Directions for this task: Using the data below, please return every line exactly as given.

Material for the task:
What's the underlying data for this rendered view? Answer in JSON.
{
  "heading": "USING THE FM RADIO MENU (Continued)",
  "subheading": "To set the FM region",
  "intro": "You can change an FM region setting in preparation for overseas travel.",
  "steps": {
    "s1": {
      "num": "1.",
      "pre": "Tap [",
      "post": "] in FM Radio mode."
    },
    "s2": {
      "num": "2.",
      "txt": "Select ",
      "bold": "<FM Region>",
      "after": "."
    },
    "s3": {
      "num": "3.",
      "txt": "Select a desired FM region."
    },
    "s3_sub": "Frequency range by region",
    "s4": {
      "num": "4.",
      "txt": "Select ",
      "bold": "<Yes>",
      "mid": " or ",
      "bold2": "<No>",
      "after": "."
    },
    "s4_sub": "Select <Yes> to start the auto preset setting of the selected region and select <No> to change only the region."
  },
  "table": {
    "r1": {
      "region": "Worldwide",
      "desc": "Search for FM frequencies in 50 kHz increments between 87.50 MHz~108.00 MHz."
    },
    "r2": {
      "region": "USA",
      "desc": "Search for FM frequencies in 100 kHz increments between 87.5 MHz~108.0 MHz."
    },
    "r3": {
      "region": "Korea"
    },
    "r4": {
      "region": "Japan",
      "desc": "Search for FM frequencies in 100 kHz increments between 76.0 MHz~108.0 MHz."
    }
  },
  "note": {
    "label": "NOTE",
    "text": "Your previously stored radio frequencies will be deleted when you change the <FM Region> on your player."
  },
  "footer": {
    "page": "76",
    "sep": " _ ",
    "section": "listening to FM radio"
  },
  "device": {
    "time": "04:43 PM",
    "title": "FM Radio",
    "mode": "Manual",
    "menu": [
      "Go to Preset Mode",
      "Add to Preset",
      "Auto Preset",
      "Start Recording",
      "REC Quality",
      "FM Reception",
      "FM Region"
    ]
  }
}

Result for this exercise:
What's the underlying data for this rendered view? Answer in JSON.
{
  "heading": "USING THE FM RADIO MENU (Continued)",
  "subheading": "To set the FM region",
  "intro": "You can change an FM region setting in preparation for overseas travel.",
  "steps": {
    "s1": {
      "num": "1.",
      "pre": "Tap [",
      "post": "] in FM Radio mode."
    },
    "s2": {
      "num": "2.",
      "txt": "Select ",
      "bold": "<FM Region>",
      "after": "."
    },
    "s3": {
      "num": "3.",
      "txt": "Select a desired FM region."
    },
    "s3_sub": "Frequency range by region",
    "s4": {
      "num": "4.",
      "txt": "Select ",
      "bold": "<Yes>",
      "mid": " or ",
      "bold2": "<No>",
      "after": "."
    },
    "s4_sub": "Select <Yes> to start the auto preset setting of the selected region and select <No> to change only the region."
  },
  "table": {
    "r1": {
      "region": "Worldwide",
      "desc": "Search for FM frequencies in 50 kHz increments between 87.50 MHz~108.00 MHz."
    },
    "r2": {
      "region": "USA",
      "desc": "Search for FM frequencies in 100 kHz increments between 87.5 MHz~108.0 MHz."
    },
    "r3": {
      "region": "Korea"
    },
    "r4": {
      "region": "Japan",
      "desc": "Search for FM frequencies in 100 kHz increments between 76.0 MHz~108.0 MHz."
    }
  },
  "note": {
    "label": "NOTE",
    "text": "Your previously stored radio frequencies will be deleted when you change the <FM Region> on your player."
  },
  "footer": {
    "page": "76",
    "sep": " _ ",
    "section": "listening to FM radio"
  },
  "device": {
    "time": "04:43 PM",
    "title": "FM Radio",
    "mode": "Manual",
    "menu": [
      "Go to Preset Mode",
      "Add to Preset",
      "Auto Preset",
      "Start Recording",
      "REC Quality",
      "FM Reception",
      "FM Region"
    ]
  }
}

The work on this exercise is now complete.